Almost one in five people lack the protein α-aktinin-3 in their muscle fiber. Researchers at Karolinska Institutet in Sweden now show that more of the skeletal muscle of these individuals comprises slow-twitch muscle fibers, which are more durable and energy-efficient and provide better tolerance to low temperatures than fast-twitch muscle fibers. The results are published in the scientific journal The American Journal of Human Genetics.
Skeletal muscle comprises fast-twitch (white) fibers that fatigue quickly and slow-twitch (red) fibers that are more resistant to fatigue.
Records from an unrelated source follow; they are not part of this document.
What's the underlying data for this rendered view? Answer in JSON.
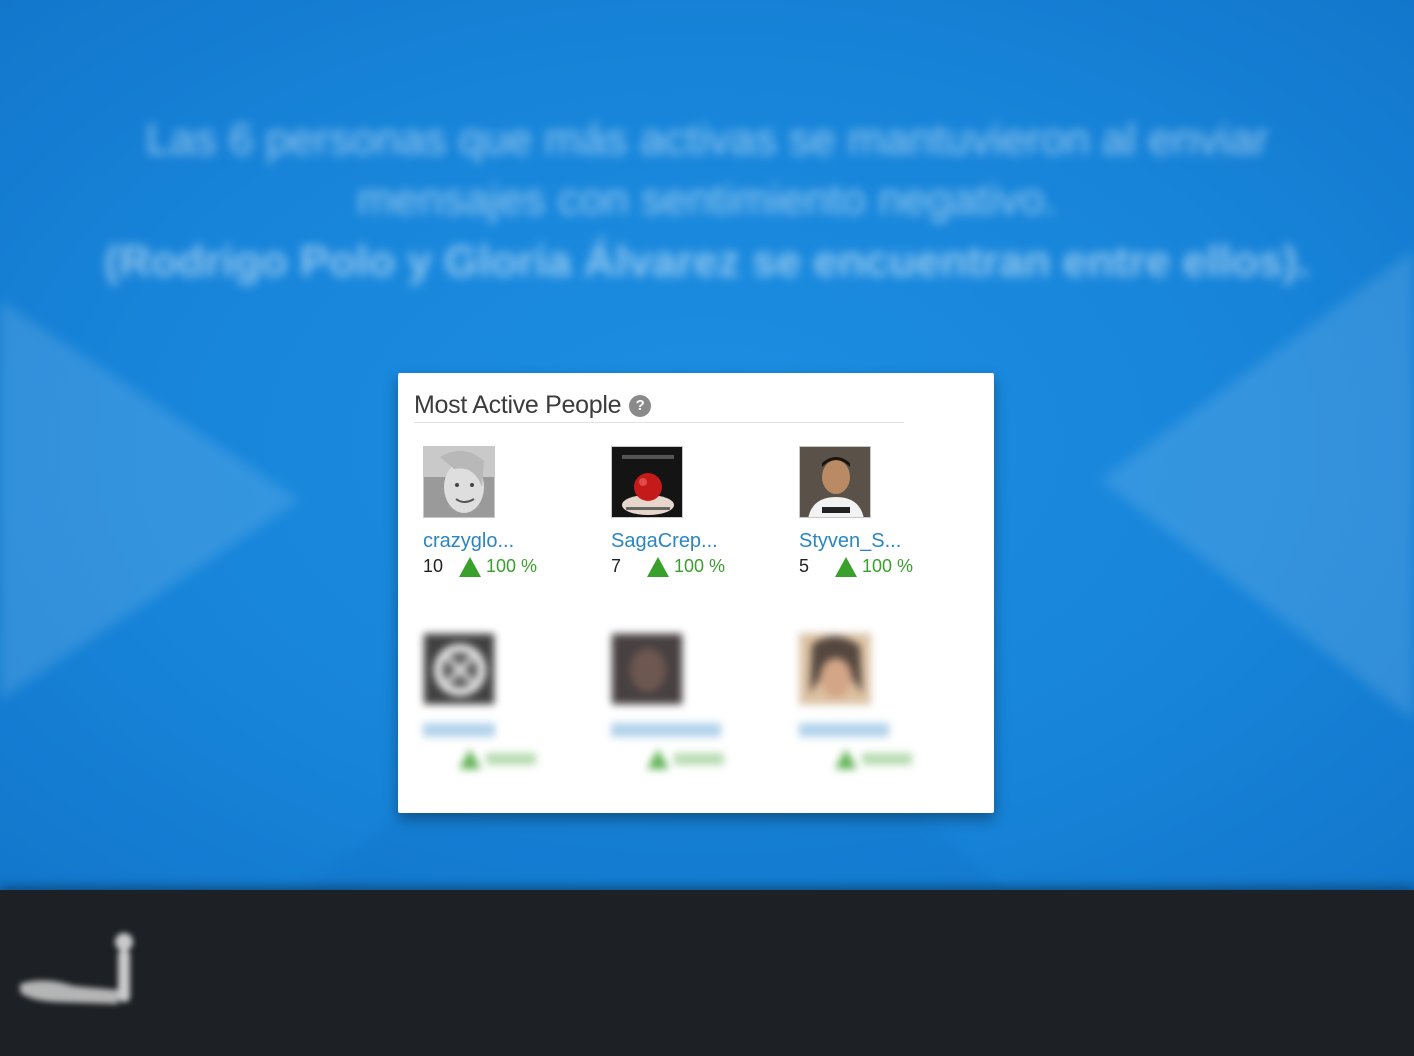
{
  "caption": {
    "line1": "Las 6 personas que más activas se mantuvieron al enviar",
    "line2": "mensajes con sentimiento negativo.",
    "line3": "(Rodrigo Polo y Gloria Álvarez se encuentran entre ellos)."
  },
  "widget": {
    "title": "Most Active People",
    "help_icon": "?",
    "people": [
      {
        "name": "crazyglo...",
        "count": "10",
        "percent": "100 %",
        "avatar": "woman-portrait-bw"
      },
      {
        "name": "SagaCrep...",
        "count": "7",
        "percent": "100 %",
        "avatar": "twilight-apple"
      },
      {
        "name": "Styven_S...",
        "count": "5",
        "percent": "100 %",
        "avatar": "young-man-portrait"
      },
      {
        "name": "",
        "count": "",
        "percent": "",
        "avatar": "dark-emblem"
      },
      {
        "name": "",
        "count": "",
        "percent": "",
        "avatar": "dark-portrait"
      },
      {
        "name": "",
        "count": "",
        "percent": "",
        "avatar": "woman-portrait-color"
      }
    ]
  },
  "colors": {
    "background": "#1a8be0",
    "link": "#2a86c3",
    "positive": "#3aa02c",
    "footer": "#1d2024"
  }
}
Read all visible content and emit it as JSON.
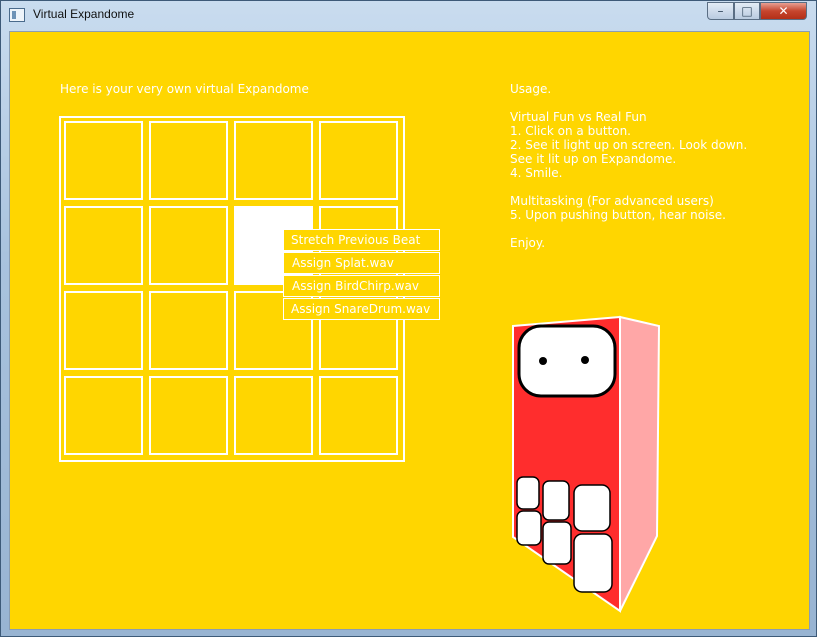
{
  "window": {
    "title": "Virtual Expandome"
  },
  "controls": {
    "minimize": "–",
    "maximize": "□",
    "close": "✕"
  },
  "main": {
    "heading": "Here is your very own virtual Expandome"
  },
  "grid": {
    "rows": 4,
    "cols": 4,
    "lit_cell": [
      1,
      2
    ]
  },
  "instructions": {
    "lines": [
      "Usage.",
      "",
      "Virtual Fun vs Real Fun",
      "1. Click on a button.",
      "2. See it light up on screen. Look down.",
      "See it lit up on Expandome.",
      "4. Smile.",
      "",
      "Multitasking (For advanced users)",
      "5. Upon pushing button, hear noise.",
      "",
      "Enjoy."
    ]
  },
  "context_menu": {
    "items": [
      "Stretch Previous Beat",
      "Assign Splat.wav",
      "Assign BirdChirp.wav",
      "Assign SnareDrum.wav"
    ]
  },
  "colors": {
    "background": "#ffd600",
    "line": "#ffffff",
    "mascot_front": "#ff2d2d",
    "mascot_side": "#ffa7a7"
  }
}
The protein α-aktinin-3, which is found only in fast-twitch fibers, is absent in almost 20 percent of people – almost 1.5 billion individuals – due to a mutation in the gene that codes for it. In evolutionary terms, the presence of the mutated gene increased when humans migrated from Africa to the colder climates of central and northern Europe.
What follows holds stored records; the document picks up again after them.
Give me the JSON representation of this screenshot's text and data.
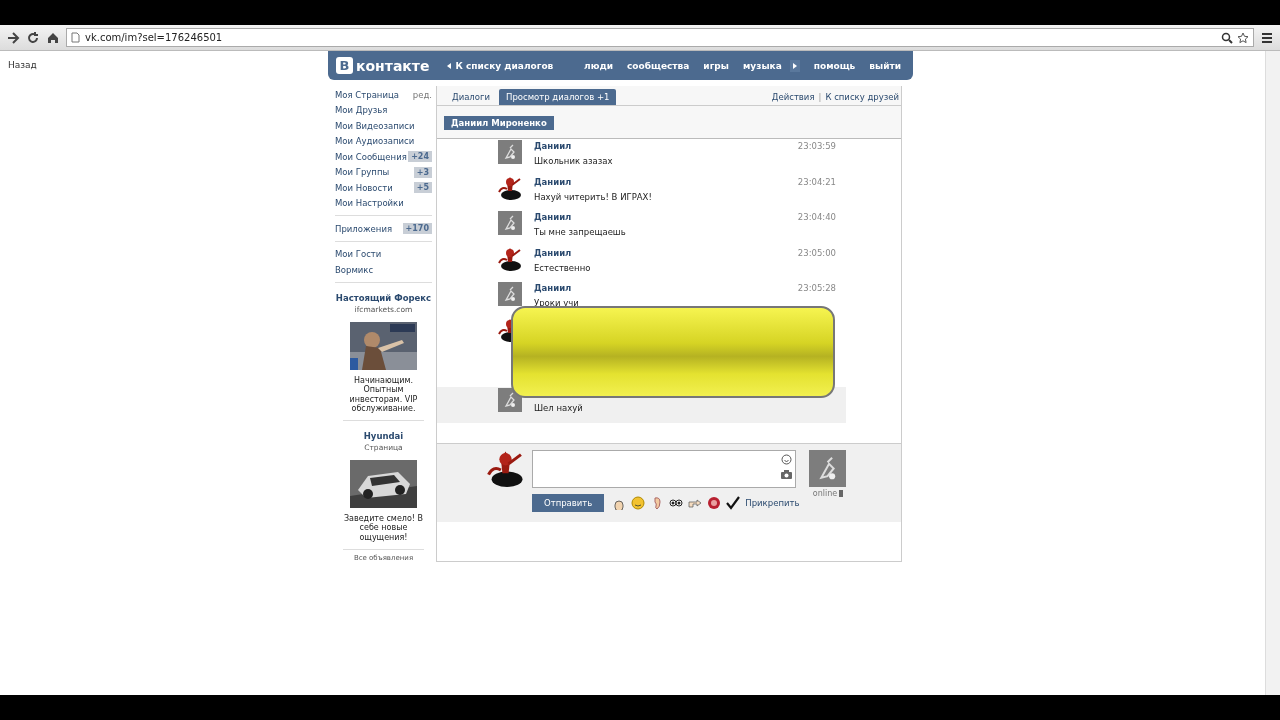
{
  "browser": {
    "url": "vk.com/im?sel=176246501"
  },
  "back_link": "Назад",
  "header": {
    "logo_letter": "В",
    "logo_text": "контакте",
    "back_to_dialogs": "К списку диалогов",
    "nav": [
      {
        "label": "люди",
        "player": false
      },
      {
        "label": "сообщества",
        "player": false
      },
      {
        "label": "игры",
        "player": false
      },
      {
        "label": "музыка",
        "player": true
      },
      {
        "label": "помощь",
        "player": false
      },
      {
        "label": "выйти",
        "player": false
      }
    ]
  },
  "sidebar": {
    "edit": "ред.",
    "groups": [
      [
        {
          "label": "Моя Страница"
        },
        {
          "label": "Мои Друзья"
        },
        {
          "label": "Мои Видеозаписи"
        },
        {
          "label": "Мои Аудиозаписи"
        },
        {
          "label": "Мои Сообщения",
          "badge": "+24"
        },
        {
          "label": "Мои Группы",
          "badge": "+3"
        },
        {
          "label": "Мои Новости",
          "badge": "+5"
        },
        {
          "label": "Мои Настройки"
        }
      ],
      [
        {
          "label": "Приложения",
          "badge": "+170"
        }
      ],
      [
        {
          "label": "Мои Гости"
        },
        {
          "label": "Вормикс"
        }
      ]
    ]
  },
  "ads": [
    {
      "title": "Настоящий Форекс",
      "subtitle": "ifcmarkets.com",
      "text": "Начинающим. Опытным инвесторам. VIP обслуживание."
    },
    {
      "title": "Hyundai",
      "subtitle": "Страница",
      "text": "Заведите смело! В себе новые ощущения!"
    }
  ],
  "all_ads": "Все объявления",
  "tabs": [
    {
      "label": "Диалоги",
      "selected": false
    },
    {
      "label": "Просмотр диалогов +1",
      "selected": true
    }
  ],
  "actions": [
    "Действия",
    "К списку друзей"
  ],
  "actions_separator": "|",
  "conversation_name": "Даниил Мироненко",
  "messages": [
    {
      "outgoing": false,
      "name": "Даниил",
      "time": "23:03:59",
      "text": "Школьник азазах",
      "highlighted": false
    },
    {
      "outgoing": true,
      "name": "Даниил",
      "time": "23:04:21",
      "text": "Нахуй читерить! В ИГРАХ!",
      "highlighted": false
    },
    {
      "outgoing": false,
      "name": "Даниил",
      "time": "23:04:40",
      "text": "Ты мне запрещаешь",
      "highlighted": false
    },
    {
      "outgoing": true,
      "name": "Даниил",
      "time": "23:05:00",
      "text": "Естественно",
      "highlighted": false
    },
    {
      "outgoing": false,
      "name": "Даниил",
      "time": "23:05:28",
      "text": "Уроки учи",
      "highlighted": false
    },
    {
      "outgoing": true,
      "highlighted": false
    },
    {
      "outgoing": false,
      "text": "Шел нахуй",
      "highlighted": true
    }
  ],
  "compose": {
    "send": "Отправить",
    "attach": "Прикрепить",
    "status": "online"
  }
}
“This suggests that people lacking α-aktinin-3 are better at keeping warm and, energy-wise, at enduring a tougher climate, but there hasn’t been any direct experimental evidence for this before,” says Håkan Westerblad, professor of cellular muscle physiology at the Department of Physiology and Pharmacology, Karolinska Institutet. “We can now show that the loss of this protein gives a greater resilience to cold and we’ve also found a possible mechanism for this.”
For the study, 42 healthy men between the ages of 18 and 40 were asked to sit in cold water (14 °C) until their body temperature had dropped to 35.5 °C. During cold water immersion, researchers measured muscle electrical activity with electromyography (EMG) and took muscle biopsies to study the protein content and fiber-type composition.
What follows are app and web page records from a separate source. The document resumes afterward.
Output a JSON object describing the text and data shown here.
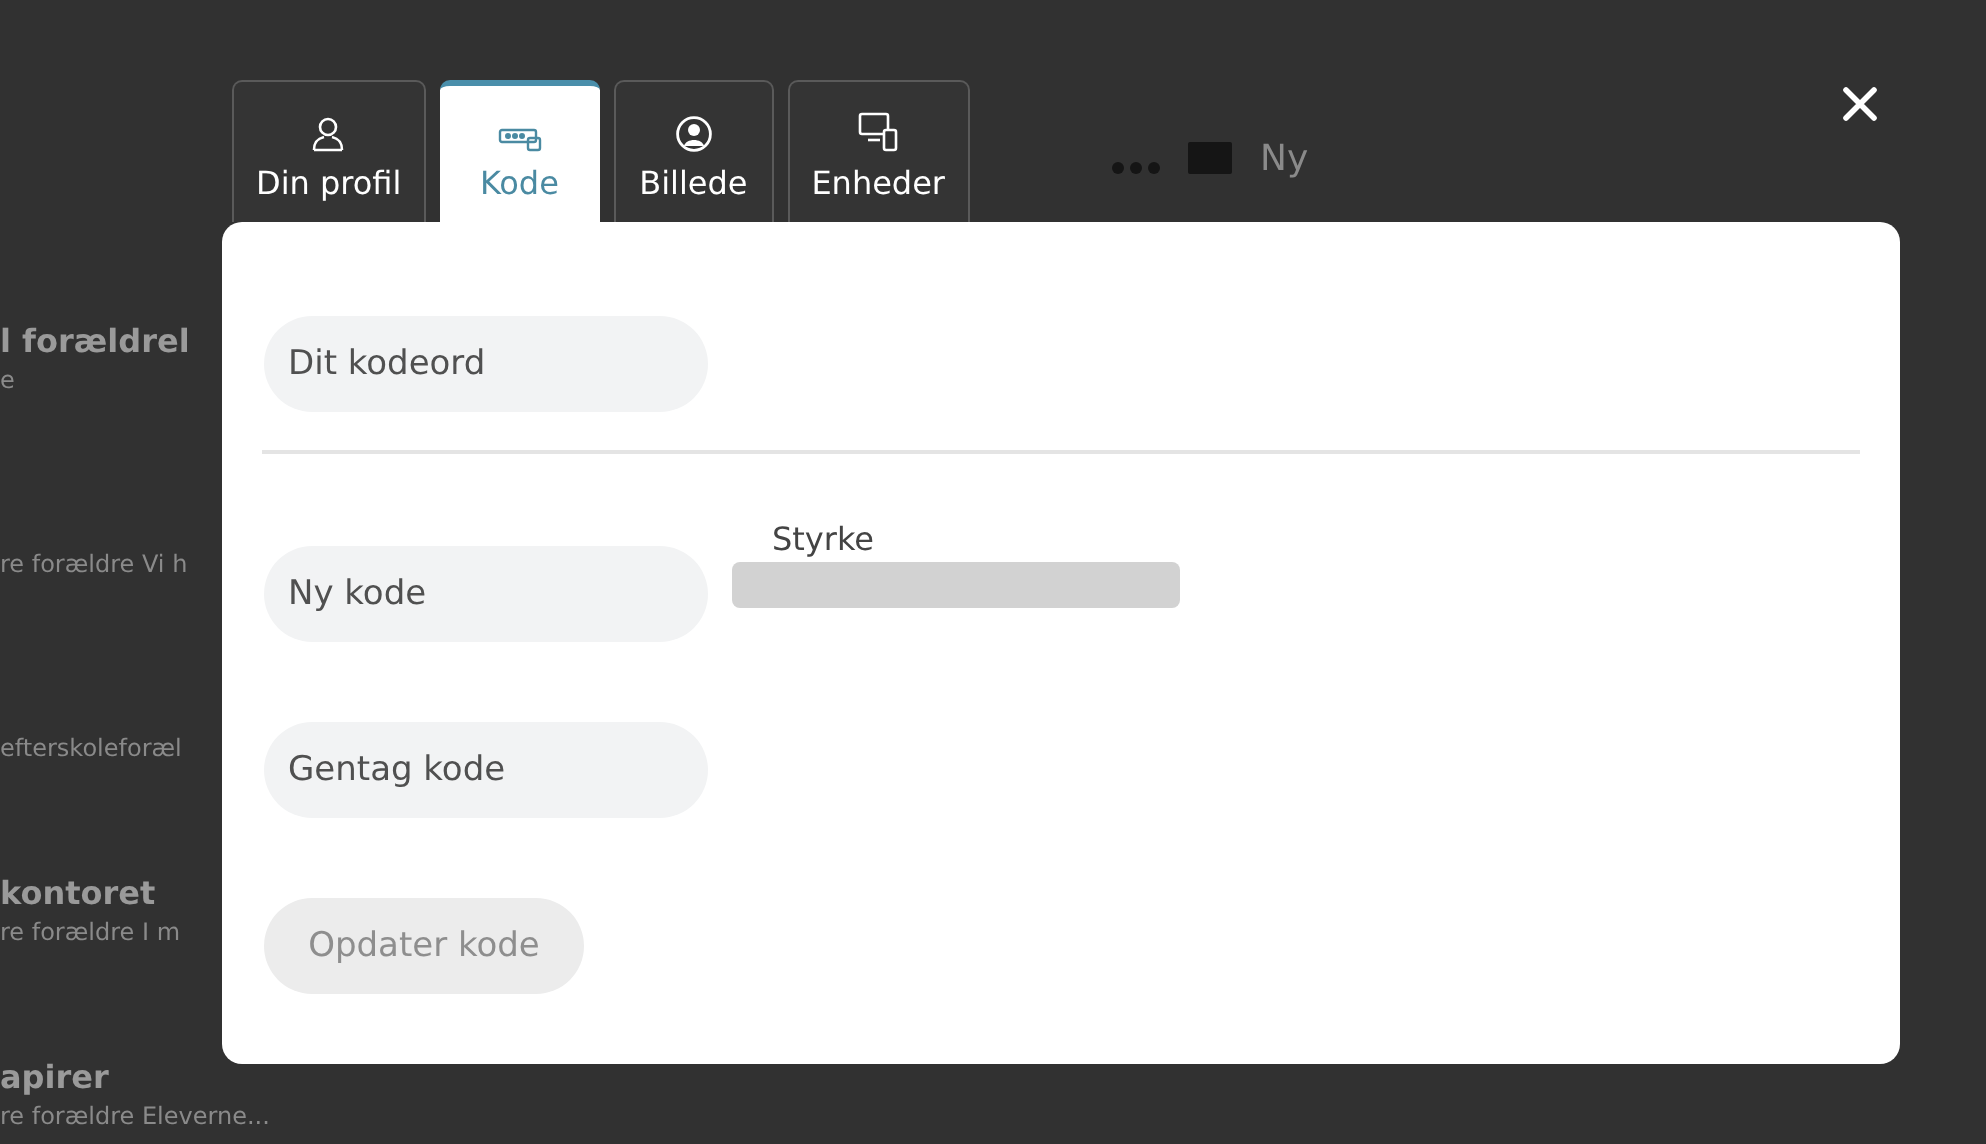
{
  "background": {
    "toolbar": {
      "new_label": "Ny"
    },
    "items": [
      {
        "title": "l forældrel",
        "subtitle": "e"
      },
      {
        "subtitle": "re forældre Vi h"
      },
      {
        "subtitle": "efterskoleforæl"
      },
      {
        "title": "kontoret",
        "subtitle": "re forældre I m"
      },
      {
        "title": "apirer",
        "subtitle": "re forældre Eleverne..."
      }
    ]
  },
  "dialog": {
    "tabs": [
      {
        "label": "Din profil",
        "selected": false
      },
      {
        "label": "Kode",
        "selected": true
      },
      {
        "label": "Billede",
        "selected": false
      },
      {
        "label": "Enheder",
        "selected": false
      }
    ],
    "current_password": {
      "placeholder": "Dit kodeord"
    },
    "new_password": {
      "placeholder": "Ny kode"
    },
    "strength": {
      "label": "Styrke",
      "level": 0
    },
    "repeat_password": {
      "placeholder": "Gentag kode"
    },
    "submit": {
      "label": "Opdater kode",
      "disabled": true
    }
  }
}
The results showed that the skeletal muscle of people lacking α-aktinin-3 contains a larger proportion of slow-twitch fibers. On cooling, these individuals were able to maintain their body temperature in a more energy-efficient way. Rather than activating fast-twitch fibers, which results in overt shivering, they increased the activation of slow-twitch fibers that produce heat by increasing baseline contraction (tonus).
“The mutation probably gave an evolutionary advantage during the migration to a colder climate, but in today’s modern society this energy-saving ability might instead increase the risk of diseases of affluence, which is something we now want to turn our attention to,” says Professor Westerblad.
Another interesting question is how the lack of α-aktinin-3 affects the body’s response to physical exercise.
“People who lack α-aktinin-3 rarely succeed in sports requiring strength and explosiveness, while a tendency towards greater capacity has been observed in these people in endurance sports,” he explains.
One limitation of the study is that it is harder to study mechanisms in human studies at the same level of detail as in animal and cell experiments. The physiological mechanism presented has not been verified with experiments at, for example, the molecular level.
Reference: “Loss of α-actinin-3 during human evolution provides superior cold resilience and muscle heat generation” by Victoria L. Wyckelsma, Tomas Venckunas, Peter J. Houweling, Maja Schlittler, Volker M Lauschke, Chrystal F. Tiong, Harrison D. Wood, Niklas Ivarsson, Henrikas Paulauskas, Nerijus Eimantas, Daniel C. Andersson, Kathryn N. North, Marius Brazaitis, Håkan Westerblad, 17 February 2021, American Journal of Human Genetics.
The study was a collaboration with research groups at the Lithuanian Sports University in Kaunas, Lithuania, and the University of Melbourne in Australia. It was supported by grants from the Swedish Research Council, the Swedish National Centre for Research in Sports, the Research Council of Lithuania, the Swedish Society for Medical Research, the Jeansson Foundations, the Swedish Heart and Lung Foundation and Australia’s National Health and Medical Research Council. Co-author Volker Lauschke is the founding CEO and shareholder of HepaPredict AB and has been a consultant for EnginZyme AB.